Stored items from a collection
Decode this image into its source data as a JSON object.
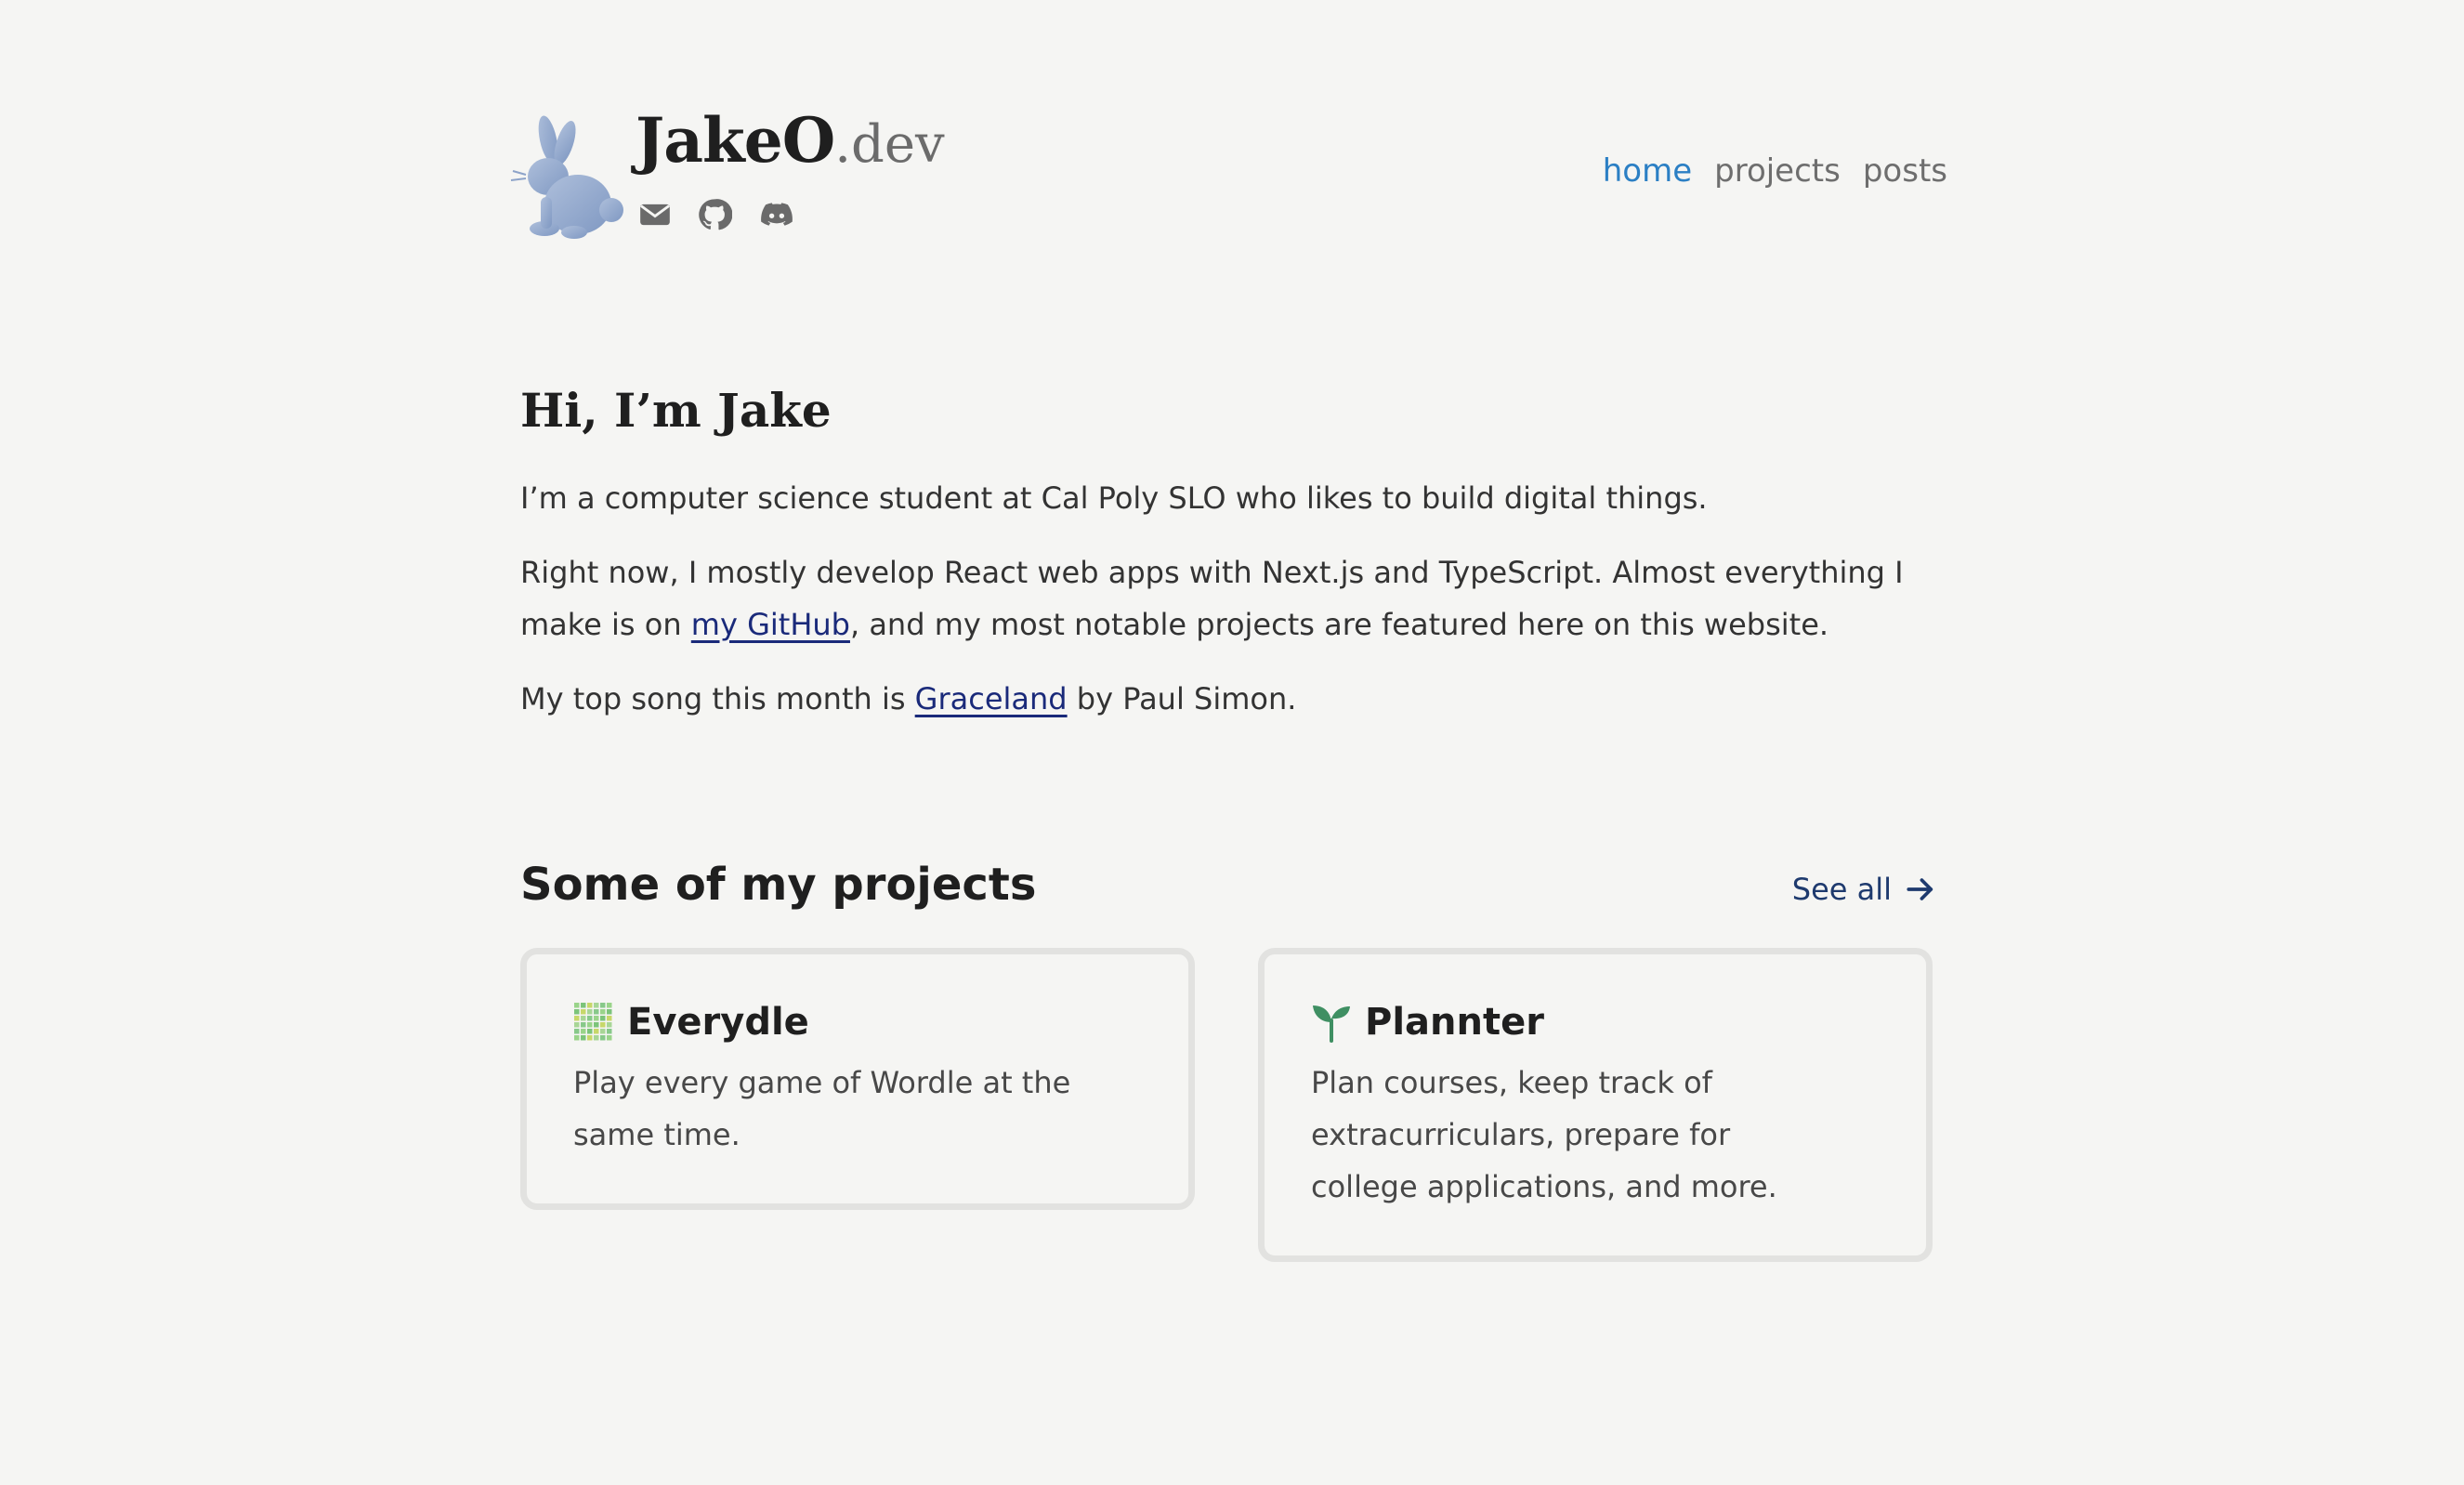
{
  "site": {
    "brand_main": "JakeO",
    "brand_tld": ".dev",
    "logo_icon": "rabbit-icon",
    "socials": [
      "email-icon",
      "github-icon",
      "discord-icon"
    ]
  },
  "nav": {
    "items": [
      {
        "label": "home",
        "active": true
      },
      {
        "label": "projects",
        "active": false
      },
      {
        "label": "posts",
        "active": false
      }
    ],
    "active_color": "#2b7fc4"
  },
  "intro": {
    "heading": "Hi, I’m Jake",
    "p1": "I’m a computer science student at Cal Poly SLO who likes to build digital things.",
    "p2_before": "Right now, I mostly develop React web apps with Next.js and TypeScript. Almost everything I make is on ",
    "p2_link": "my GitHub",
    "p2_after": ", and my most notable projects are featured here on this website.",
    "p3_before": "My top song this month is ",
    "p3_link": "Graceland",
    "p3_after": " by Paul Simon."
  },
  "projects": {
    "heading": "Some of my projects",
    "see_all": "See all",
    "items": [
      {
        "name": "Everydle",
        "icon": "grid-icon",
        "description": "Play every game of Wordle at the same time."
      },
      {
        "name": "Plannter",
        "icon": "sprout-icon",
        "description": "Plan courses, keep track of extracurriculars, prepare for college applications, and more."
      }
    ]
  }
}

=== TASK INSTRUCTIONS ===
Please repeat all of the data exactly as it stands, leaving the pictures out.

=== RESPONSE FOR THIS EXERCISE ===
Decode this image into its source data as a JSON object.
{
  "site": {
    "brand_main": "JakeO",
    "brand_tld": ".dev",
    "logo_icon": "rabbit-icon",
    "socials": [
      "email-icon",
      "github-icon",
      "discord-icon"
    ]
  },
  "nav": {
    "items": [
      {
        "label": "home",
        "active": true
      },
      {
        "label": "projects",
        "active": false
      },
      {
        "label": "posts",
        "active": false
      }
    ],
    "active_color": "#2b7fc4"
  },
  "intro": {
    "heading": "Hi, I’m Jake",
    "p1": "I’m a computer science student at Cal Poly SLO who likes to build digital things.",
    "p2_before": "Right now, I mostly develop React web apps with Next.js and TypeScript. Almost everything I make is on ",
    "p2_link": "my GitHub",
    "p2_after": ", and my most notable projects are featured here on this website.",
    "p3_before": "My top song this month is ",
    "p3_link": "Graceland",
    "p3_after": " by Paul Simon."
  },
  "projects": {
    "heading": "Some of my projects",
    "see_all": "See all",
    "items": [
      {
        "name": "Everydle",
        "icon": "grid-icon",
        "description": "Play every game of Wordle at the same time."
      },
      {
        "name": "Plannter",
        "icon": "sprout-icon",
        "description": "Plan courses, keep track of extracurriculars, prepare for college applications, and more."
      }
    ]
  }
}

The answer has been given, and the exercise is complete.